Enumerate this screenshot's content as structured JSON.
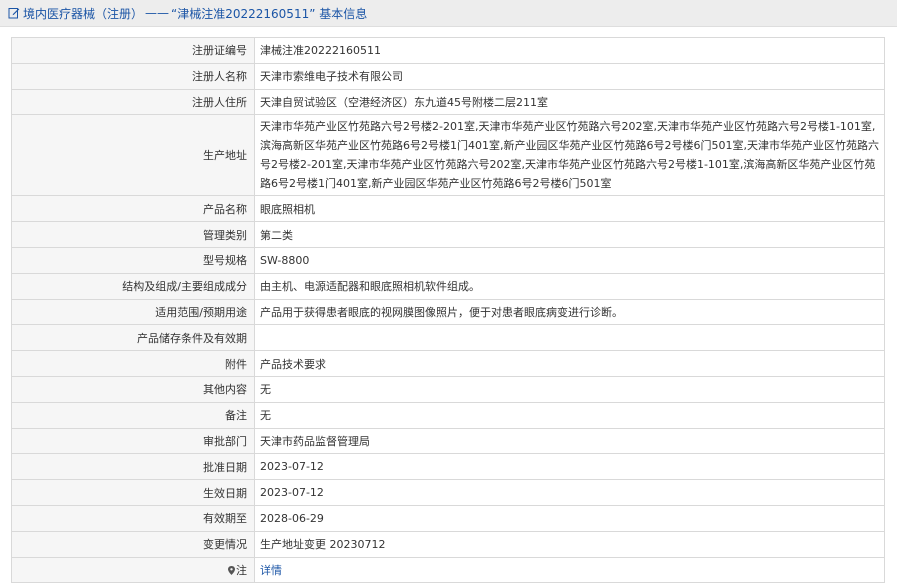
{
  "header": {
    "prefix": "境内医疗器械（注册）",
    "separator": "——",
    "title": "“津械注准20222160511” 基本信息"
  },
  "rows": [
    {
      "label": "注册证编号",
      "value": "津械注准20222160511"
    },
    {
      "label": "注册人名称",
      "value": "天津市索维电子技术有限公司"
    },
    {
      "label": "注册人住所",
      "value": "天津自贸试验区（空港经济区）东九道45号附楼二层211室"
    },
    {
      "label": "生产地址",
      "value": "天津市华苑产业区竹苑路六号2号楼2-201室,天津市华苑产业区竹苑路六号202室,天津市华苑产业区竹苑路六号2号楼1-101室,滨海高新区华苑产业区竹苑路6号2号楼1门401室,新产业园区华苑产业区竹苑路6号2号楼6门501室,天津市华苑产业区竹苑路六号2号楼2-201室,天津市华苑产业区竹苑路六号202室,天津市华苑产业区竹苑路六号2号楼1-101室,滨海高新区华苑产业区竹苑路6号2号楼1门401室,新产业园区华苑产业区竹苑路6号2号楼6门501室"
    },
    {
      "label": "产品名称",
      "value": "眼底照相机"
    },
    {
      "label": "管理类别",
      "value": "第二类"
    },
    {
      "label": "型号规格",
      "value": "SW-8800"
    },
    {
      "label": "结构及组成/主要组成成分",
      "value": "由主机、电源适配器和眼底照相机软件组成。"
    },
    {
      "label": "适用范围/预期用途",
      "value": "产品用于获得患者眼底的视网膜图像照片，便于对患者眼底病变进行诊断。"
    },
    {
      "label": "产品储存条件及有效期",
      "value": ""
    },
    {
      "label": "附件",
      "value": "产品技术要求"
    },
    {
      "label": "其他内容",
      "value": "无"
    },
    {
      "label": "备注",
      "value": "无"
    },
    {
      "label": "审批部门",
      "value": "天津市药品监督管理局"
    },
    {
      "label": "批准日期",
      "value": "2023-07-12"
    },
    {
      "label": "生效日期",
      "value": "2023-07-12"
    },
    {
      "label": "有效期至",
      "value": "2028-06-29"
    },
    {
      "label": "变更情况",
      "value": "生产地址变更 20230712"
    }
  ],
  "note": {
    "label": "注",
    "link": "详情",
    "icon": "pin-icon"
  },
  "colors": {
    "link": "#1b55a6",
    "label_bg": "#f6f6f6",
    "header_bg": "#ededed"
  }
}
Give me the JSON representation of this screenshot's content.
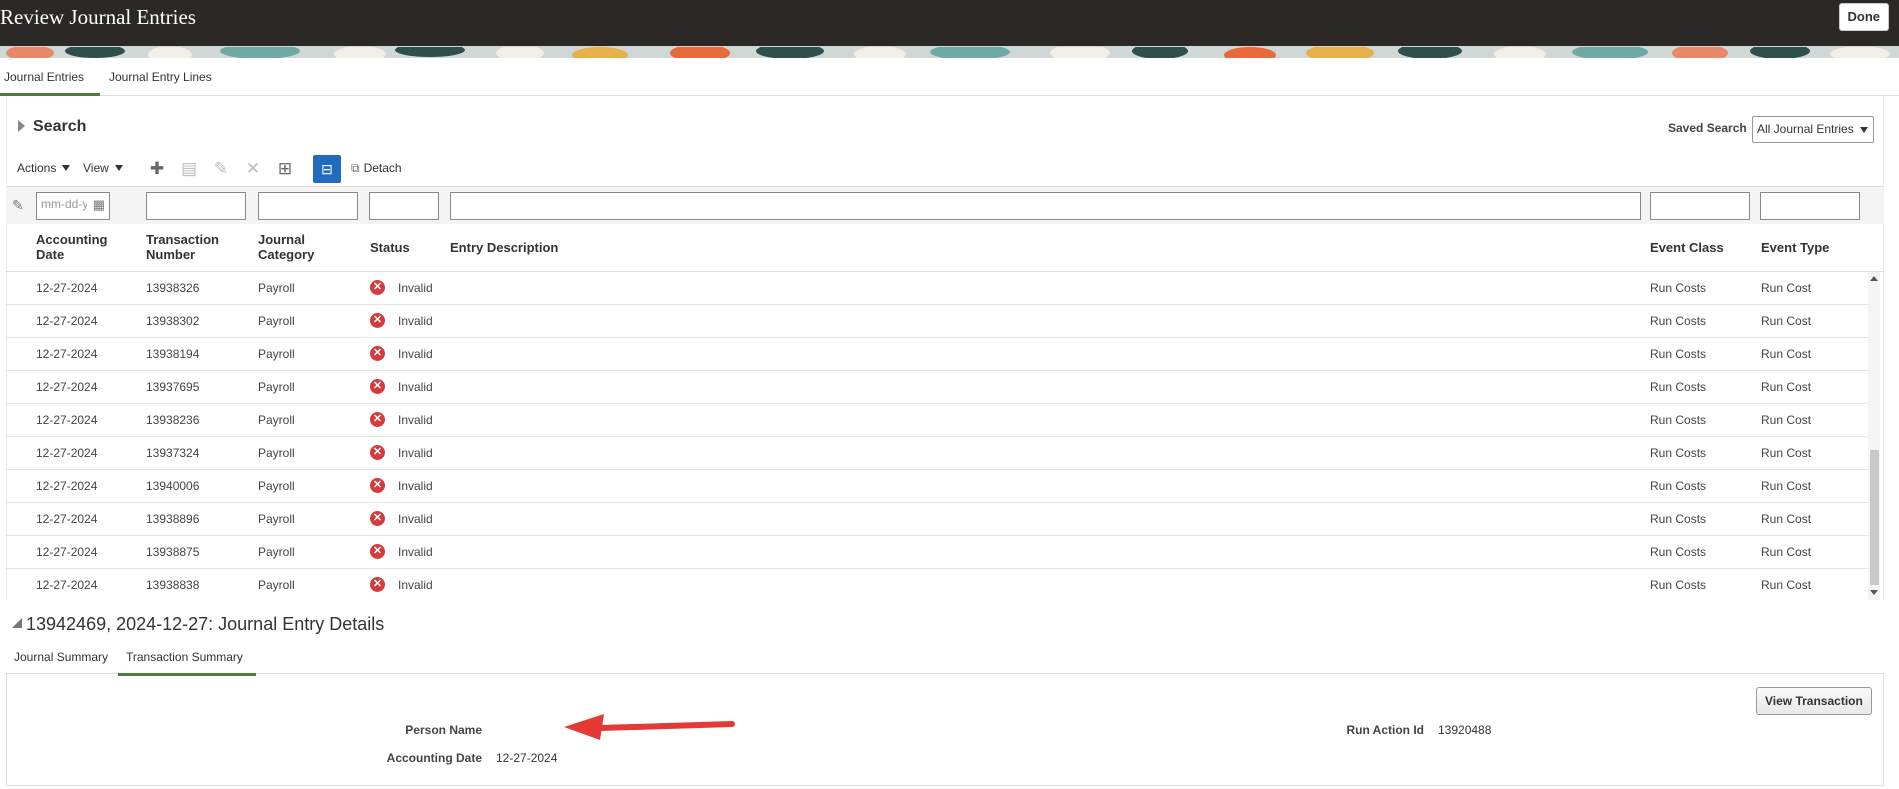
{
  "header": {
    "title": "Review Journal Entries",
    "done_label": "Done"
  },
  "tabs": [
    {
      "label": "Journal Entries",
      "active": true
    },
    {
      "label": "Journal Entry Lines",
      "active": false
    }
  ],
  "search": {
    "title": "Search",
    "saved_search_label": "Saved Search",
    "saved_search_value": "All Journal Entries"
  },
  "toolbar": {
    "actions_label": "Actions",
    "view_label": "View",
    "detach_label": "Detach",
    "icons": [
      "plus-icon",
      "duplicate-icon",
      "edit-icon",
      "delete-icon",
      "export-icon",
      "freeze-icon",
      "detach-icon"
    ]
  },
  "filters": {
    "date_placeholder": "mm-dd-yyyy"
  },
  "table": {
    "columns": [
      "Accounting Date",
      "Transaction Number",
      "Journal Category",
      "Status",
      "Entry Description",
      "Event Class",
      "Event Type"
    ],
    "rows": [
      {
        "date": "12-27-2024",
        "txn": "13938326",
        "category": "Payroll",
        "status": "Invalid",
        "description": "",
        "event_class": "Run Costs",
        "event_type": "Run Cost"
      },
      {
        "date": "12-27-2024",
        "txn": "13938302",
        "category": "Payroll",
        "status": "Invalid",
        "description": "",
        "event_class": "Run Costs",
        "event_type": "Run Cost"
      },
      {
        "date": "12-27-2024",
        "txn": "13938194",
        "category": "Payroll",
        "status": "Invalid",
        "description": "",
        "event_class": "Run Costs",
        "event_type": "Run Cost"
      },
      {
        "date": "12-27-2024",
        "txn": "13937695",
        "category": "Payroll",
        "status": "Invalid",
        "description": "",
        "event_class": "Run Costs",
        "event_type": "Run Cost"
      },
      {
        "date": "12-27-2024",
        "txn": "13938236",
        "category": "Payroll",
        "status": "Invalid",
        "description": "",
        "event_class": "Run Costs",
        "event_type": "Run Cost"
      },
      {
        "date": "12-27-2024",
        "txn": "13937324",
        "category": "Payroll",
        "status": "Invalid",
        "description": "",
        "event_class": "Run Costs",
        "event_type": "Run Cost"
      },
      {
        "date": "12-27-2024",
        "txn": "13940006",
        "category": "Payroll",
        "status": "Invalid",
        "description": "",
        "event_class": "Run Costs",
        "event_type": "Run Cost"
      },
      {
        "date": "12-27-2024",
        "txn": "13938896",
        "category": "Payroll",
        "status": "Invalid",
        "description": "",
        "event_class": "Run Costs",
        "event_type": "Run Cost"
      },
      {
        "date": "12-27-2024",
        "txn": "13938875",
        "category": "Payroll",
        "status": "Invalid",
        "description": "",
        "event_class": "Run Costs",
        "event_type": "Run Cost"
      },
      {
        "date": "12-27-2024",
        "txn": "13938838",
        "category": "Payroll",
        "status": "Invalid",
        "description": "",
        "event_class": "Run Costs",
        "event_type": "Run Cost"
      }
    ]
  },
  "details": {
    "title": "13942469, 2024-12-27: Journal Entry Details",
    "tabs": [
      {
        "label": "Journal Summary",
        "active": false
      },
      {
        "label": "Transaction Summary",
        "active": true
      }
    ],
    "view_transaction_label": "View Transaction",
    "fields": {
      "person_name_label": "Person Name",
      "person_name_value": "",
      "accounting_date_label": "Accounting Date",
      "accounting_date_value": "12-27-2024",
      "run_action_id_label": "Run Action Id",
      "run_action_id_value": "13920488"
    }
  },
  "colors": {
    "header_bg": "#2b2826",
    "accent_green": "#4d7c3f",
    "error_red": "#d63b3b",
    "primary_blue": "#1f6bbf",
    "arrow_red": "#e53935"
  }
}
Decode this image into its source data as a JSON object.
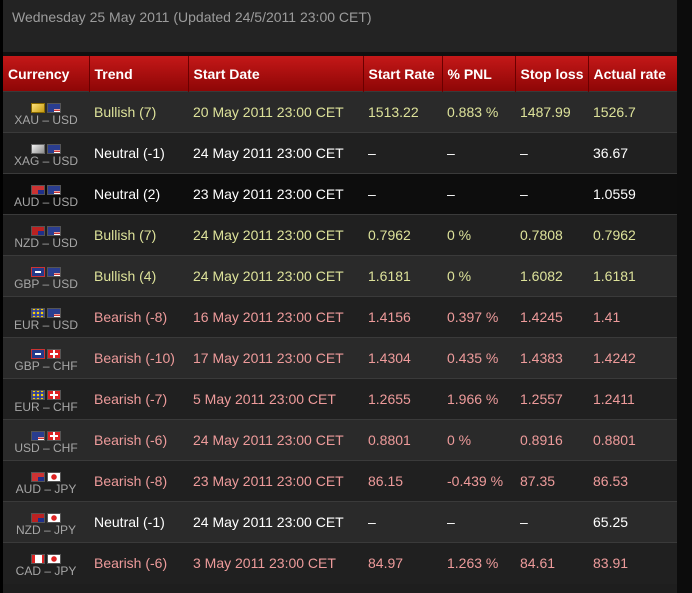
{
  "header": {
    "date_line": "Wednesday 25 May 2011 (Updated 24/5/2011 23:00 CET)"
  },
  "columns": [
    "Currency",
    "Trend",
    "Start Date",
    "Start Rate",
    "% PNL",
    "Stop loss",
    "Actual rate"
  ],
  "rows": [
    {
      "pair": "XAU – USD",
      "flags": [
        "gold-bar-icon",
        "us-flag-icon"
      ],
      "trend": "Bullish (7)",
      "kind": "bull",
      "start_date": "20 May 2011 23:00 CET",
      "start_rate": "1513.22",
      "pnl": "0.883 %",
      "stop_loss": "1487.99",
      "actual_rate": "1526.7"
    },
    {
      "pair": "XAG – USD",
      "flags": [
        "silver-bar-icon",
        "us-flag-icon"
      ],
      "trend": "Neutral (-1)",
      "kind": "neut",
      "start_date": "24 May 2011 23:00 CET",
      "start_rate": "–",
      "pnl": "–",
      "stop_loss": "–",
      "actual_rate": "36.67"
    },
    {
      "pair": "AUD – USD",
      "flags": [
        "au-flag-icon",
        "us-flag-icon"
      ],
      "trend": "Neutral (2)",
      "kind": "neut",
      "start_date": "23 May 2011 23:00 CET",
      "start_rate": "–",
      "pnl": "–",
      "stop_loss": "–",
      "actual_rate": "1.0559"
    },
    {
      "pair": "NZD – USD",
      "flags": [
        "nz-flag-icon",
        "us-flag-icon"
      ],
      "trend": "Bullish (7)",
      "kind": "bull",
      "start_date": "24 May 2011 23:00 CET",
      "start_rate": "0.7962",
      "pnl": "0 %",
      "stop_loss": "0.7808",
      "actual_rate": "0.7962"
    },
    {
      "pair": "GBP – USD",
      "flags": [
        "gb-flag-icon",
        "us-flag-icon"
      ],
      "trend": "Bullish (4)",
      "kind": "bull",
      "start_date": "24 May 2011 23:00 CET",
      "start_rate": "1.6181",
      "pnl": "0 %",
      "stop_loss": "1.6082",
      "actual_rate": "1.6181"
    },
    {
      "pair": "EUR – USD",
      "flags": [
        "eu-flag-icon",
        "us-flag-icon"
      ],
      "trend": "Bearish (-8)",
      "kind": "bear",
      "start_date": "16 May 2011 23:00 CET",
      "start_rate": "1.4156",
      "pnl": "0.397 %",
      "stop_loss": "1.4245",
      "actual_rate": "1.41"
    },
    {
      "pair": "GBP – CHF",
      "flags": [
        "gb-flag-icon",
        "ch-flag-icon"
      ],
      "trend": "Bearish (-10)",
      "kind": "bear",
      "start_date": "17 May 2011 23:00 CET",
      "start_rate": "1.4304",
      "pnl": "0.435 %",
      "stop_loss": "1.4383",
      "actual_rate": "1.4242"
    },
    {
      "pair": "EUR – CHF",
      "flags": [
        "eu-flag-icon",
        "ch-flag-icon"
      ],
      "trend": "Bearish (-7)",
      "kind": "bear",
      "start_date": "5 May 2011 23:00 CET",
      "start_rate": "1.2655",
      "pnl": "1.966 %",
      "stop_loss": "1.2557",
      "actual_rate": "1.2411"
    },
    {
      "pair": "USD – CHF",
      "flags": [
        "us-flag-icon",
        "ch-flag-icon"
      ],
      "trend": "Bearish (-6)",
      "kind": "bear",
      "start_date": "24 May 2011 23:00 CET",
      "start_rate": "0.8801",
      "pnl": "0 %",
      "stop_loss": "0.8916",
      "actual_rate": "0.8801"
    },
    {
      "pair": "AUD – JPY",
      "flags": [
        "au-flag-icon",
        "jp-flag-icon"
      ],
      "trend": "Bearish (-8)",
      "kind": "bear",
      "start_date": "23 May 2011 23:00 CET",
      "start_rate": "86.15",
      "pnl": "-0.439 %",
      "stop_loss": "87.35",
      "actual_rate": "86.53"
    },
    {
      "pair": "NZD – JPY",
      "flags": [
        "nz-flag-icon",
        "jp-flag-icon"
      ],
      "trend": "Neutral (-1)",
      "kind": "neut",
      "start_date": "24 May 2011 23:00 CET",
      "start_rate": "–",
      "pnl": "–",
      "stop_loss": "–",
      "actual_rate": "65.25"
    },
    {
      "pair": "CAD – JPY",
      "flags": [
        "ca-flag-icon",
        "jp-flag-icon"
      ],
      "trend": "Bearish (-6)",
      "kind": "bear",
      "start_date": "3 May 2011 23:00 CET",
      "start_rate": "84.97",
      "pnl": "1.263 %",
      "stop_loss": "84.61",
      "actual_rate": "83.91"
    }
  ],
  "colors": {
    "header_red": "#b01010",
    "bullish_text": "#dde29a",
    "bearish_text": "#ee9b9b",
    "neutral_text": "#ffffff",
    "row_odd": "#2a2a2a",
    "row_even": "#202020"
  }
}
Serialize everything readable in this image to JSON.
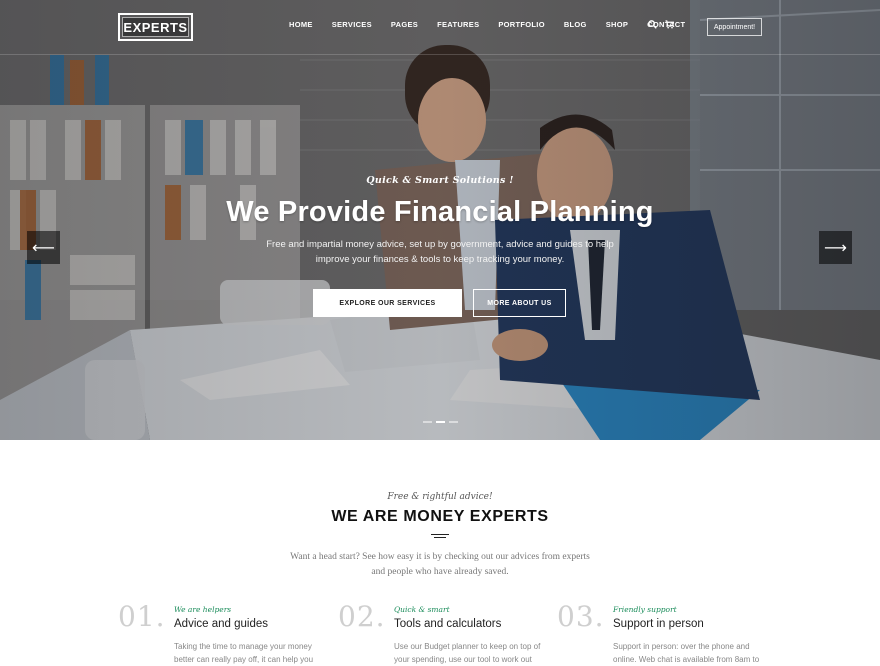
{
  "brand": {
    "logo_text": "EXPERTS"
  },
  "nav": {
    "items": [
      "HOME",
      "SERVICES",
      "PAGES",
      "FEATURES",
      "PORTFOLIO",
      "BLOG",
      "SHOP",
      "CONTACT"
    ],
    "search_icon": "search-icon",
    "cart_icon": "cart-icon",
    "appointment_label": "Appointment!"
  },
  "hero": {
    "kicker": "Quick & Smart Solutions !",
    "title": "We Provide Financial Planning",
    "desc_line1": "Free and impartial money advice, set up by government, advice and guides to help",
    "desc_line2": "improve your finances & tools to keep tracking your money.",
    "primary_button": "EXPLORE OUR SERVICES",
    "secondary_button": "MORE ABOUT US",
    "prev_arrow": "⟵",
    "next_arrow": "⟶",
    "slides": 3,
    "active_slide": 2
  },
  "about": {
    "kicker": "Free & rightful advice!",
    "title": "WE ARE MONEY EXPERTS",
    "desc_line1": "Want a head start? See how easy it is by checking out our advices from experts",
    "desc_line2": "and people who have already saved."
  },
  "features": [
    {
      "number": "01.",
      "kicker": "We are helpers",
      "title": "Advice and guides",
      "text": "Taking the time to manage your money better can really pay off, it can help you"
    },
    {
      "number": "02.",
      "kicker": "Quick & smart",
      "title": "Tools and calculators",
      "text": "Use our Budget planner to keep on top of your spending, use our tool to work out"
    },
    {
      "number": "03.",
      "kicker": "Friendly support",
      "title": "Support in person",
      "text": "Support in person: over the phone and online. Web chat is available from 8am to"
    }
  ],
  "colors": {
    "accent_green": "#1a8c5a",
    "hero_overlay": "#14161c"
  }
}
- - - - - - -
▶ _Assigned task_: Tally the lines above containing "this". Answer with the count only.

▶ _Answer to the problem_: 4